***** Data in this exercise *****

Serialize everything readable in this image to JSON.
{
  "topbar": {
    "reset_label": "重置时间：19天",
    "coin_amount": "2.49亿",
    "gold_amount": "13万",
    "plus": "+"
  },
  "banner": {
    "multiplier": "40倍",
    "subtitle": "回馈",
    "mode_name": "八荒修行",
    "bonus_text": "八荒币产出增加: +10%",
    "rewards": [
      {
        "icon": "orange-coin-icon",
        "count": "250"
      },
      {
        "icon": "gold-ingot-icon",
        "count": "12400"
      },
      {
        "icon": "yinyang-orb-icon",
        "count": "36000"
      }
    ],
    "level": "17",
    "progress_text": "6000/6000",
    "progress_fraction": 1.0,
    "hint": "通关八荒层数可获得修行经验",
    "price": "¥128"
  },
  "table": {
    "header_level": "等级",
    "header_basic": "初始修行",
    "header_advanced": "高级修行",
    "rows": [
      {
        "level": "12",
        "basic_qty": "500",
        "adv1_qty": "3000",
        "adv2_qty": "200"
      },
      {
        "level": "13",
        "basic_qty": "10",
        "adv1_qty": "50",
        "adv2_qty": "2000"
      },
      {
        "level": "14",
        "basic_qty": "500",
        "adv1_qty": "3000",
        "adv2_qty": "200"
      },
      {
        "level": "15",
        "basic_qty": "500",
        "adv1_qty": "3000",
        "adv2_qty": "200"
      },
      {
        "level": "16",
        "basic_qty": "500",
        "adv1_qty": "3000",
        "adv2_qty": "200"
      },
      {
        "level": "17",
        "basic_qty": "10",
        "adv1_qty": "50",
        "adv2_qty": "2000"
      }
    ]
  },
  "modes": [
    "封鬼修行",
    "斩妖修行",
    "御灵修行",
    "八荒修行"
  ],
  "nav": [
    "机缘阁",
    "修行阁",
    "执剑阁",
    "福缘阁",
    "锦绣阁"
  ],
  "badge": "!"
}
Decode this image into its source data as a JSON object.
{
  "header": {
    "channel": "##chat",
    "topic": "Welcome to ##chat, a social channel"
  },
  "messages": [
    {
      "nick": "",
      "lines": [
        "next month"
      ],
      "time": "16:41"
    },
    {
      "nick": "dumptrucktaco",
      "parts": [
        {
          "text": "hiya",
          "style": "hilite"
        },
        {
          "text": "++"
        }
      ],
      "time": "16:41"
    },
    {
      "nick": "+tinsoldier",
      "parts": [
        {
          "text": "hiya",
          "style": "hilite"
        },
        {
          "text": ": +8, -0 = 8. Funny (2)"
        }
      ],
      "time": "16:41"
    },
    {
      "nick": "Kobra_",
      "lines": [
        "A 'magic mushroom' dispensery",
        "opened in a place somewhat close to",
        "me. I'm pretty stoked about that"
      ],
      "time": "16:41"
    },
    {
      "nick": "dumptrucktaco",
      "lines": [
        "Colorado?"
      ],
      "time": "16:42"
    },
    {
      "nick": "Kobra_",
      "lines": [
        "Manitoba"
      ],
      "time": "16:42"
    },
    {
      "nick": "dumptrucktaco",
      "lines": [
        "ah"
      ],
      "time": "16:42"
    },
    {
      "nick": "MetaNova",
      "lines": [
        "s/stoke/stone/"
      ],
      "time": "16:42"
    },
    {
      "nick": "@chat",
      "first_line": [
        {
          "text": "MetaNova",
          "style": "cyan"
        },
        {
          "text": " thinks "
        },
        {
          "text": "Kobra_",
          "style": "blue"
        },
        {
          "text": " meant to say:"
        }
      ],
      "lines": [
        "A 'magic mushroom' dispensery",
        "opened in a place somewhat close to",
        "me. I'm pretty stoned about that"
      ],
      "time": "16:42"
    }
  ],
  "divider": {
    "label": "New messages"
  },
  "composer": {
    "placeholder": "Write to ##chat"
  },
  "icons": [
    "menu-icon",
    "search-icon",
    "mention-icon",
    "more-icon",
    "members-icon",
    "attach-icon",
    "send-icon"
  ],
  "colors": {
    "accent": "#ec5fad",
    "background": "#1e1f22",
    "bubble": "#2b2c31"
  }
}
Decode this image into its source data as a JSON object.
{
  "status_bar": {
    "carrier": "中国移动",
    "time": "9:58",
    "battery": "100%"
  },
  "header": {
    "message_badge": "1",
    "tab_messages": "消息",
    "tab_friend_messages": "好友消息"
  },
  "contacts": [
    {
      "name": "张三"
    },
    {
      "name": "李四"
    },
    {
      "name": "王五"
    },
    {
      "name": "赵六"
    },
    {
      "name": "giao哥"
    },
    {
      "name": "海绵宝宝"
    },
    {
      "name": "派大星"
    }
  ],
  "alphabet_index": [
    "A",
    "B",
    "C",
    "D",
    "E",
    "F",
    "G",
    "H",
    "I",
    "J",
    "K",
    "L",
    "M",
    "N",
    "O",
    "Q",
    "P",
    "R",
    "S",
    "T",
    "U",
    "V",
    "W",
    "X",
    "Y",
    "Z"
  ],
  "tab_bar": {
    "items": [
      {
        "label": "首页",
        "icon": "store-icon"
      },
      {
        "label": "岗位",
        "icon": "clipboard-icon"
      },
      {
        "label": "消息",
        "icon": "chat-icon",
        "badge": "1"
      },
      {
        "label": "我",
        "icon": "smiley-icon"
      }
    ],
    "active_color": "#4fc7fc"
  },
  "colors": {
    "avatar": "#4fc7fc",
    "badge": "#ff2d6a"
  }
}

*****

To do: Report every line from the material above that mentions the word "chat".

Response:
    "channel": "##chat",
    "topic": "Welcome to ##chat, a social channel"
      "nick": "@chat",
    "placeholder": "Write to ##chat"
        "icon": "chat-icon",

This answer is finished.